Even now, despite everything, there are things I cannot and will not say.
After the years (and it has been years, now) of tests, needles, white blood counts, pissing in little bottles, waiting, sleeping in my own sweat, painkillers, vomiting and counting the isolated days, there are still things I don’t want to admit to.
The ulcers. Deep in my cheeks. On my gums.
The dreaded nausea, keeping me awake. The vomiting.
The itchiness. The sore throats. The coughing. The headaches. Chest pains. Shortness of breath. Dark, sickly urine. Stomach cramps.
All these things I am supposed to tell a doctor about at once, but part of me – the part which is stronger, more willing to fight – refuses to confess, because they are all symptoms which mean the methotrexate may not be treating me as kindly as the doctors had hoped, and all symptoms which may mean the treatment needs to be stopped immediately. I know it’s far from sensible, but what can I do? In the past few weeks, the pain and swelling has reduced dramatically. I can walk again. I. Can. Walk. Again. I can make a cup of tea. Sleep without being woken by knives digging into my skin. I can have sex with my boyfriend again. I can put a sheet on the bed. Shower when I need to – mostly. Arrange a bunch of flowers. Fasten buttons.

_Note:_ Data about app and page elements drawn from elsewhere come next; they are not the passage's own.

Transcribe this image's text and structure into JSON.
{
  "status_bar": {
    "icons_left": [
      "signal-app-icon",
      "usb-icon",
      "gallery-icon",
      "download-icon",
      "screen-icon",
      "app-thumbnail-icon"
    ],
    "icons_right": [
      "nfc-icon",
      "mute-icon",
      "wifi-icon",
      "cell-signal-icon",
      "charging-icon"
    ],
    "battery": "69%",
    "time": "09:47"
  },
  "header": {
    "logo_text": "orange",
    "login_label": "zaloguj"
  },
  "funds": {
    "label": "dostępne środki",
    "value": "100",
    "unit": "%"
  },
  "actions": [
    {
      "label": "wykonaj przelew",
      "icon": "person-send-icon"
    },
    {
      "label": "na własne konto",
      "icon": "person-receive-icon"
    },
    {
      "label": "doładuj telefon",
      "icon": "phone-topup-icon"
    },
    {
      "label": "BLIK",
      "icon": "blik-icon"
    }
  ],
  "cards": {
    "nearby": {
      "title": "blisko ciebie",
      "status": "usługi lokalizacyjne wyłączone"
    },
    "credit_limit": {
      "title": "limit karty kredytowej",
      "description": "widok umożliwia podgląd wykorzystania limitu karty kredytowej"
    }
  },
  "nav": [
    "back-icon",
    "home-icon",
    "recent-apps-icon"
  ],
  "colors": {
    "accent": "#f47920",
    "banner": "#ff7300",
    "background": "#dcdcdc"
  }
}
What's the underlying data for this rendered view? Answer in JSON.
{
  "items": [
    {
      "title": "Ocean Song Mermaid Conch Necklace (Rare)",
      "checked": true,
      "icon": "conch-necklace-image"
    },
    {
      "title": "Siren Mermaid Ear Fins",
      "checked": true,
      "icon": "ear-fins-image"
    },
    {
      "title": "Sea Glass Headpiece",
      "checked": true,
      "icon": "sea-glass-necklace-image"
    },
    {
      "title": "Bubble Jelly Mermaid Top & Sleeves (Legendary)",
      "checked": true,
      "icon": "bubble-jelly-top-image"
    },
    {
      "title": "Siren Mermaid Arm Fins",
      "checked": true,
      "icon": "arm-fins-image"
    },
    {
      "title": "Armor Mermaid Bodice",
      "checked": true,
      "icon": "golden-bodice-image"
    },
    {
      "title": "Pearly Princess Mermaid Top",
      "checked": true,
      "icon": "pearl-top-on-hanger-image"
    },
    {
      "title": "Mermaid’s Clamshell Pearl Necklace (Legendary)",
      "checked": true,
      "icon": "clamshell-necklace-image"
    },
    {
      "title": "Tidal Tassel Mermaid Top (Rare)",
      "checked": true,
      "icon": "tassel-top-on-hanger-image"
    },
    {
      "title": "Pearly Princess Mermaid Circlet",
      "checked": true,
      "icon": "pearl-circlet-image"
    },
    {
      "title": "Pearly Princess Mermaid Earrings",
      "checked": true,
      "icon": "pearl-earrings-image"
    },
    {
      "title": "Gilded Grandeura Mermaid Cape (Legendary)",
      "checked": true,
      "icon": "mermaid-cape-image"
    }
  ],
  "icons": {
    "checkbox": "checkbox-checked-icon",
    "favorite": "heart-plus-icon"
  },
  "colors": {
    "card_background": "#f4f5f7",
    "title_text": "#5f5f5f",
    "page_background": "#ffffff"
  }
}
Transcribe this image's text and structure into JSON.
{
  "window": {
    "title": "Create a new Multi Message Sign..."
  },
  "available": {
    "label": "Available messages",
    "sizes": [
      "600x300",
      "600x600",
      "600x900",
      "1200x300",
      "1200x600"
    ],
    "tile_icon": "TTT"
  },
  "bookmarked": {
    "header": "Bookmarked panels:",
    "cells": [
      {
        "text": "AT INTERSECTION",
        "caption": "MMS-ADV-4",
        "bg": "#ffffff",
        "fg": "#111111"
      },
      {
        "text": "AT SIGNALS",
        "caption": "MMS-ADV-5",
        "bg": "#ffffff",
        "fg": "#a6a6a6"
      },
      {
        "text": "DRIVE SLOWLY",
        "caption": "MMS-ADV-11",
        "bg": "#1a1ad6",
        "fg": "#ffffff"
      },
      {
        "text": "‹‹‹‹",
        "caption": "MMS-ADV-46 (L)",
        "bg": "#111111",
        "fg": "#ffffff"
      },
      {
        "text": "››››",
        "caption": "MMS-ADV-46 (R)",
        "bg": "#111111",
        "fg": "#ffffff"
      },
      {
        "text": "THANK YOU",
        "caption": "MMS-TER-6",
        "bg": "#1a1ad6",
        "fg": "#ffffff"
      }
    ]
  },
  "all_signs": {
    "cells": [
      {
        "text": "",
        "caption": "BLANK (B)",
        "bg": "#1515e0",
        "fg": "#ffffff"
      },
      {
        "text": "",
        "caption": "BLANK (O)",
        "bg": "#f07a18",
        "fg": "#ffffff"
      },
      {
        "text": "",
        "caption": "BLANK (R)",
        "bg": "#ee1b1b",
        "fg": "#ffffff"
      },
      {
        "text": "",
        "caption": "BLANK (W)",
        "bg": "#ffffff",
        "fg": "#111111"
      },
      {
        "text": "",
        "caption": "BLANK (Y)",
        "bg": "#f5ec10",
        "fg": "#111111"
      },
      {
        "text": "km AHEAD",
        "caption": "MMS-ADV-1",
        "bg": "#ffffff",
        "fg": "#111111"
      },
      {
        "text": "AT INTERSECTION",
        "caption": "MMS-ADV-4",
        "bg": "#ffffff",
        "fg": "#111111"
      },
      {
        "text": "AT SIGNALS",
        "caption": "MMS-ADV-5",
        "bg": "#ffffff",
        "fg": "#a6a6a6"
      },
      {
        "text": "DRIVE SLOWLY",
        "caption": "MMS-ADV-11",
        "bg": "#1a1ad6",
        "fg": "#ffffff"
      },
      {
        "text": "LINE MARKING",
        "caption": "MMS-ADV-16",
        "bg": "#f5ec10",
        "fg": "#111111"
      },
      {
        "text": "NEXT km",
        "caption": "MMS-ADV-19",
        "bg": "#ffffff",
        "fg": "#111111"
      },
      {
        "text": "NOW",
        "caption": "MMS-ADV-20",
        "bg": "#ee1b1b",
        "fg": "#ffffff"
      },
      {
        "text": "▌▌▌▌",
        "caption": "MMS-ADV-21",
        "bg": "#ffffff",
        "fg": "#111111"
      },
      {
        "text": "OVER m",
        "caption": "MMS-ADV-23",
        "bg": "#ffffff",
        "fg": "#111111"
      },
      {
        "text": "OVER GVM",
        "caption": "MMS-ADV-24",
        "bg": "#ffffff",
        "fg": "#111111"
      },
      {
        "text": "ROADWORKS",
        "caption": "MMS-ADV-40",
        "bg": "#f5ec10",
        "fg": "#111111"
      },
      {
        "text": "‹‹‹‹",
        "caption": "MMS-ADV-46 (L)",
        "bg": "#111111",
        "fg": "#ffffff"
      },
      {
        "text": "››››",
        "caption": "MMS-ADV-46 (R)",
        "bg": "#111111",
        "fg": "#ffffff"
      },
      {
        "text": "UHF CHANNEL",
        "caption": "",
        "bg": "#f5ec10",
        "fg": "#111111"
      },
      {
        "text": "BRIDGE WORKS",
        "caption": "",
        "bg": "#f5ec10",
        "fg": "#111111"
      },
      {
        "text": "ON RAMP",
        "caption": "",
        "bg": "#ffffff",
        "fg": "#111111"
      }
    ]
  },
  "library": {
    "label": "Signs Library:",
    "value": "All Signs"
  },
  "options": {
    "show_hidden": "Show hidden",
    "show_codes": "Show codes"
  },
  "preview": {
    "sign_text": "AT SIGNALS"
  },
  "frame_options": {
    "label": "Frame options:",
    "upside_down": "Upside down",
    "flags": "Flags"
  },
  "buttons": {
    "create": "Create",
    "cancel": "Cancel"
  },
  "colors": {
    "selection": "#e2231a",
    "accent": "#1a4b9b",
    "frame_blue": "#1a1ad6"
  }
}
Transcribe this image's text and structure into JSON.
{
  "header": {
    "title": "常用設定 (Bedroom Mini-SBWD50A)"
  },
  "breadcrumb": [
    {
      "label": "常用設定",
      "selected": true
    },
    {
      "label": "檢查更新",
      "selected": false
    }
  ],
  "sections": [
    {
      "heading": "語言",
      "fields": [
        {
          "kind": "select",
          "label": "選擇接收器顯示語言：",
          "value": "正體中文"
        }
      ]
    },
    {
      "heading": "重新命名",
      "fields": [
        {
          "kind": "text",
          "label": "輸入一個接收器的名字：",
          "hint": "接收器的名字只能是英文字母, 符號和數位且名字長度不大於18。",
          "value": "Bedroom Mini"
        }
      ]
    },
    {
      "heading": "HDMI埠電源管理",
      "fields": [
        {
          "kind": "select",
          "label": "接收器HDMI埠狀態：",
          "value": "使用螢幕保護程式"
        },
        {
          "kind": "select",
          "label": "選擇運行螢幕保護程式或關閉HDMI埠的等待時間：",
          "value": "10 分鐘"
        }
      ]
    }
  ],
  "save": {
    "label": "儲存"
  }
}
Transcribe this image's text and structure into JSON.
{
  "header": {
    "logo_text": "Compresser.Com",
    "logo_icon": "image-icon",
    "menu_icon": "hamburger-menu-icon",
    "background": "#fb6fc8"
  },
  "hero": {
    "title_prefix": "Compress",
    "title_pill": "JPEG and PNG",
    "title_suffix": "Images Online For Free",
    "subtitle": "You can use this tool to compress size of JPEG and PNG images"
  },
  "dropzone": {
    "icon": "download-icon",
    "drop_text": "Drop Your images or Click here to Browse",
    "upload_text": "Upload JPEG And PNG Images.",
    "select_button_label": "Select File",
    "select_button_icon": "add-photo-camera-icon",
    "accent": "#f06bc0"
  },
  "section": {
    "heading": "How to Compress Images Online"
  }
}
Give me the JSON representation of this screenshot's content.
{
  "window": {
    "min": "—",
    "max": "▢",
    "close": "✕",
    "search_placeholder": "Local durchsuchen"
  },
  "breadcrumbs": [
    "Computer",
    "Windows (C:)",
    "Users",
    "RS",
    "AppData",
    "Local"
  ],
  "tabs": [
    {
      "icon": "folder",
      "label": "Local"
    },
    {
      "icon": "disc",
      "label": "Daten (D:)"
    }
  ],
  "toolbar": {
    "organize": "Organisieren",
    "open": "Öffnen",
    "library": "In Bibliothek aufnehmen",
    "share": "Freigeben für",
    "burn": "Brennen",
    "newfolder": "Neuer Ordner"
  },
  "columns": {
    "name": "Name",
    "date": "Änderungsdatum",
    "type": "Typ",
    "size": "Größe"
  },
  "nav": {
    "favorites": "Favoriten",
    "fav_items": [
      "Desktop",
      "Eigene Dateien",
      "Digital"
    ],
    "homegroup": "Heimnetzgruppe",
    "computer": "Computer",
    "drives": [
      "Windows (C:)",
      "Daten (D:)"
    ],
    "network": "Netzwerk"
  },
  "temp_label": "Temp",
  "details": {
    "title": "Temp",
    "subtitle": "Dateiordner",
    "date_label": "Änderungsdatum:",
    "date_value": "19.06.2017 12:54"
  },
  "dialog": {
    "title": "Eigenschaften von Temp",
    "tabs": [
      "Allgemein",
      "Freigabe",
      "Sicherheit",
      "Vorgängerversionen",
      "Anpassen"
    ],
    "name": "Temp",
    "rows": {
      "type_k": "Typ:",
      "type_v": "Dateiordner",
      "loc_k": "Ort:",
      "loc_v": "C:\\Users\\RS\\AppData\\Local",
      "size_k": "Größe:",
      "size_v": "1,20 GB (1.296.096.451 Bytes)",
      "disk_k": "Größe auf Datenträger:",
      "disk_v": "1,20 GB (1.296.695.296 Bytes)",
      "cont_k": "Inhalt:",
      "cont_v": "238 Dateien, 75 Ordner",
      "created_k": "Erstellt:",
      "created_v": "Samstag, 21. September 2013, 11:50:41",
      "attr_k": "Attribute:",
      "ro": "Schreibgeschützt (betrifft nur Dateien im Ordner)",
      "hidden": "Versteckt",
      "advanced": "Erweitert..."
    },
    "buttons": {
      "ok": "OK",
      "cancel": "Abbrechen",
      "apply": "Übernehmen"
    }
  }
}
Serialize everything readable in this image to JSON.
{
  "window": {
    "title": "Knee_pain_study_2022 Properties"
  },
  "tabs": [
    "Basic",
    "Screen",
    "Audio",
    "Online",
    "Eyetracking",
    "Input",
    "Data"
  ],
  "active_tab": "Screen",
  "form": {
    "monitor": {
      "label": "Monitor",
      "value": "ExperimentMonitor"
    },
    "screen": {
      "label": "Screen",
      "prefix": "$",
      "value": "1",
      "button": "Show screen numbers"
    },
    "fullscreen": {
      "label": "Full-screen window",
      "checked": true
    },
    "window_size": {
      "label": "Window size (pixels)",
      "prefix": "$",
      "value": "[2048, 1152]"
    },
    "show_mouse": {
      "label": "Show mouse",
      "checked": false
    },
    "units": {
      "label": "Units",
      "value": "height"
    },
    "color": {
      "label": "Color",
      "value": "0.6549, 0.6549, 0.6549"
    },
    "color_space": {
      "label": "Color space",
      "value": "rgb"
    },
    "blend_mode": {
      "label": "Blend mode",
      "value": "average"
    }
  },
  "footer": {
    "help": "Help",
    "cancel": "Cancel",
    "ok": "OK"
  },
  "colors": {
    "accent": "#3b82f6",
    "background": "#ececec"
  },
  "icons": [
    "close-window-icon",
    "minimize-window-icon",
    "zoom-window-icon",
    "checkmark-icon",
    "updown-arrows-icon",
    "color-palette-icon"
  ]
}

All small things. All things which matter.
Without the medication, I am nothing once more. I don’t want to be nothing.